Arsip Blog

Tax Regulation Sh*t

Okay. So i’m not going to bitch the government here, or any of their tax regulation. This discussion just will go about the financial market area, focusing in what tax regulation would affect the economy through that sector.

So far, we believe that regulation such as taxes, especially ones that directed to financial transactions would lead the economic growth to decline. Things aren’t much different with if it happens to bank’s financial transactions. Baker and Jorgensen (2012) found the opposite. Their main point is that the raise of the financial transactions costs—through tax regulation by the government—doesn’t always have negative impacts on economic growth. In truth, it can even raise the real growth, though rather slowly, by focusing more to the asset-backed investment, as in “real” form of investment. Well, fundamentally there are four reasons which base Baker and Jorgensen’s (2012) arguments.

First off, things like free riders (or, according to Baker and Jorgensen’s choice of words, noise-traders) and highly informed traders. The raise of the transaction costs can kick out both factors from the game. Money would go to normal investors, they who don’t ride the financial market transactions only to get hands on margin and not dividend, or pay some insider to get crucial information which would put other in disadvantage. The second reason is the real impact of higher transaction costs on the cost of capital (firms or banks tend to lower their capitals if the cost is higher, or so we thought). All this time, we have this perception that higher transaction costs would affect the capital and eventually, the investment moves. But Baker and Jorgensen (2012) found that the case may not be so true.

Truth is, there are quite many firms (or banks) which use most of its retained earnings to enhance their investment moves, not solely by raising their capital. If we recall back to the determinants of investments in order to raise the economic growth, we would find that the cost of capital actually has very small effect in investments. The third reason is that the resources freed up by reducing the volume of trading may actually mean that more resources are available for investment. The main idea is that financial market tends to have unnecessary use of resources, or things can get out of line. Investors used to ignore resources as the main form of investment.

And the last reason would be productive public investment. Where the revenue from the tax will go afterwards? If the destinations are things such as infrastructure, research and development, and education spending, then all will be well. In other words, the revenue would go productive. But if not, then good luck with the tax regulation plans. We may as well just choose between go down in flames or go up in smoke with such case.
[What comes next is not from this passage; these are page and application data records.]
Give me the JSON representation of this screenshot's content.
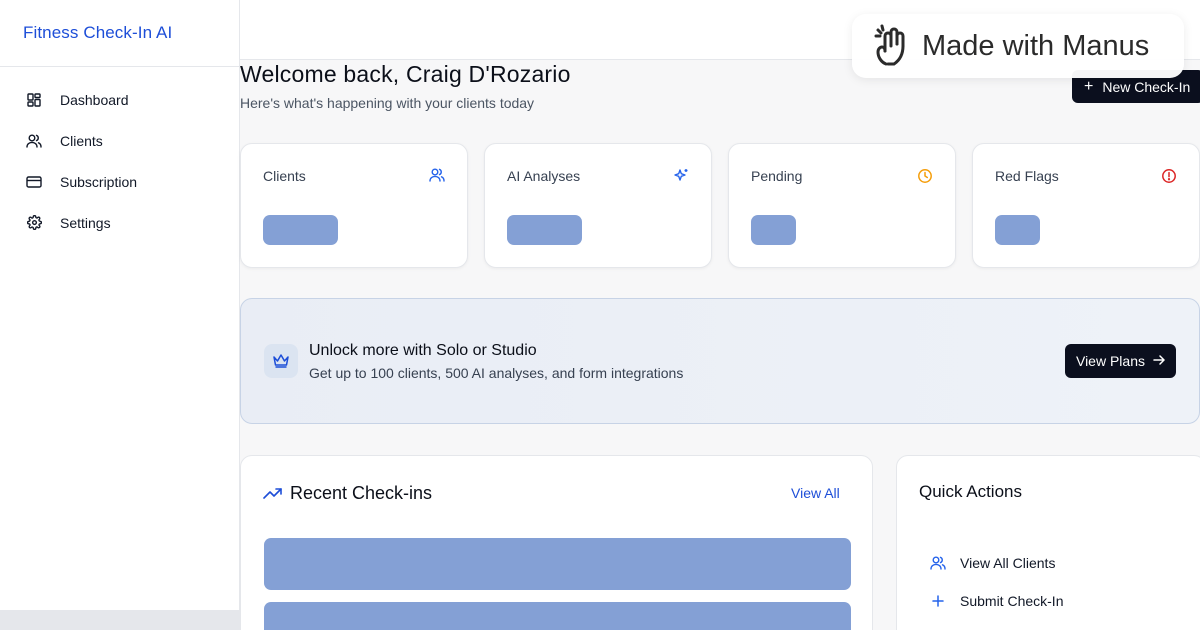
{
  "app": {
    "title": "Fitness Check-In AI"
  },
  "sidebar": {
    "items": [
      {
        "label": "Dashboard",
        "icon": "dashboard-icon"
      },
      {
        "label": "Clients",
        "icon": "users-icon"
      },
      {
        "label": "Subscription",
        "icon": "credit-card-icon"
      },
      {
        "label": "Settings",
        "icon": "gear-icon"
      }
    ]
  },
  "badge": {
    "label": "Made with Manus"
  },
  "header": {
    "welcome": "Welcome back, Craig D'Rozario",
    "subtitle": "Here's what's happening with your clients today",
    "new_checkin_label": "New Check-In"
  },
  "stats": [
    {
      "label": "Clients",
      "icon": "users-icon",
      "icon_color": "#2563eb"
    },
    {
      "label": "AI Analyses",
      "icon": "sparkles-icon",
      "icon_color": "#2563eb"
    },
    {
      "label": "Pending",
      "icon": "clock-icon",
      "icon_color": "#f59e0b"
    },
    {
      "label": "Red Flags",
      "icon": "alert-circle-icon",
      "icon_color": "#dc2626"
    }
  ],
  "upgrade": {
    "title": "Unlock more with Solo or Studio",
    "subtitle": "Get up to 100 clients, 500 AI analyses, and form integrations",
    "button_label": "View Plans"
  },
  "recent": {
    "title": "Recent Check-ins",
    "view_all_label": "View All"
  },
  "quick_actions": {
    "title": "Quick Actions",
    "items": [
      {
        "label": "View All Clients",
        "icon": "users-icon"
      },
      {
        "label": "Submit Check-In",
        "icon": "plus-icon"
      }
    ]
  },
  "colors": {
    "accent": "#1d4ed8",
    "primary_button": "#0b0f1e",
    "skeleton": "#84a0d5"
  }
}
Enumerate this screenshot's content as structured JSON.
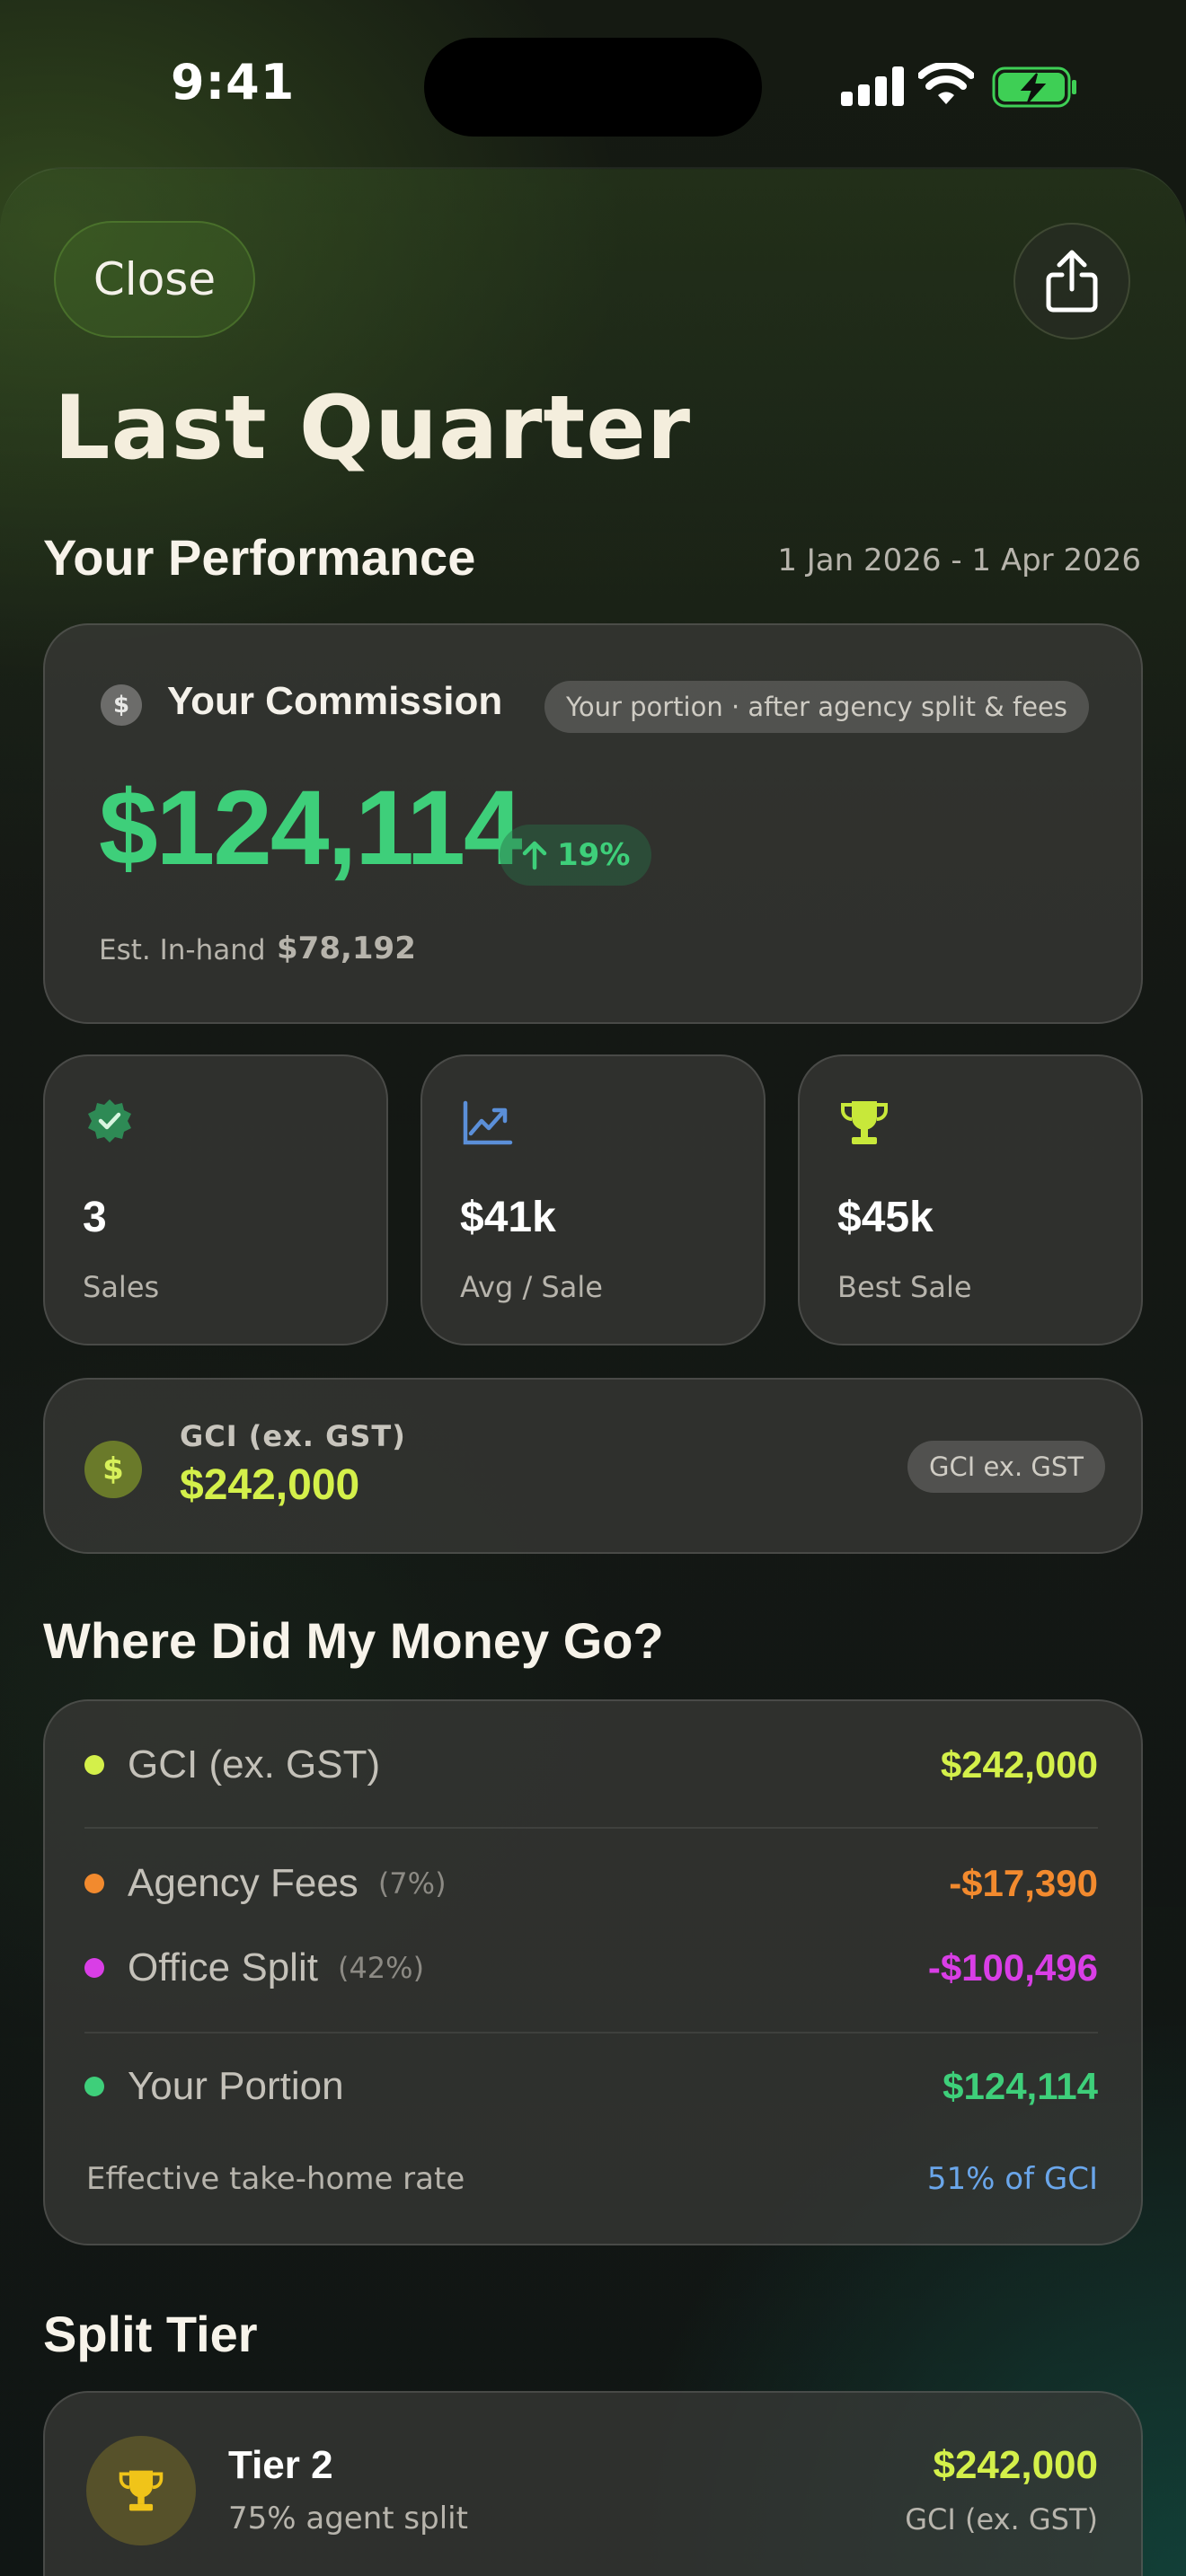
{
  "status_bar": {
    "time": "9:41"
  },
  "header": {
    "close_label": "Close",
    "title": "Last Quarter"
  },
  "performance": {
    "section_title": "Your Performance",
    "date_range": "1 Jan 2026 - 1 Apr 2026",
    "commission": {
      "label": "Your Commission",
      "pill": "Your portion · after agency split & fees",
      "value": "$124,114",
      "change": "19%",
      "inhand_label": "Est. In-hand",
      "inhand_value": "$78,192"
    },
    "stats": [
      {
        "value": "3",
        "label": "Sales",
        "icon": "verified-badge-icon"
      },
      {
        "value": "$41k",
        "label": "Avg / Sale",
        "icon": "trend-chart-icon"
      },
      {
        "value": "$45k",
        "label": "Best Sale",
        "icon": "trophy-icon"
      }
    ],
    "gci": {
      "label": "GCI (ex. GST)",
      "value": "$242,000",
      "pill": "GCI ex. GST"
    }
  },
  "money": {
    "section_title": "Where Did My Money Go?",
    "rows": [
      {
        "name": "GCI (ex. GST)",
        "pct": "",
        "amount": "$242,000",
        "color": "#d4f04a"
      },
      {
        "name": "Agency Fees",
        "pct": "(7%)",
        "amount": "-$17,390",
        "color": "#f28a2e"
      },
      {
        "name": "Office Split",
        "pct": "(42%)",
        "amount": "-$100,496",
        "color": "#d93ee6"
      },
      {
        "name": "Your Portion",
        "pct": "",
        "amount": "$124,114",
        "color": "#3ecf7a"
      }
    ],
    "rate_label": "Effective take-home rate",
    "rate_value": "51% of GCI"
  },
  "split_tier": {
    "section_title": "Split Tier",
    "tier_name": "Tier 2",
    "tier_sub": "75% agent split",
    "amount": "$242,000",
    "amount_sub": "GCI (ex. GST)"
  }
}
But if we’re talking about bank side of view, would it affect bank’s expansion plan in general? Or in broader idea, would it affect banking’s expansion in a country? The answer of that will be found in the next post . . . LOL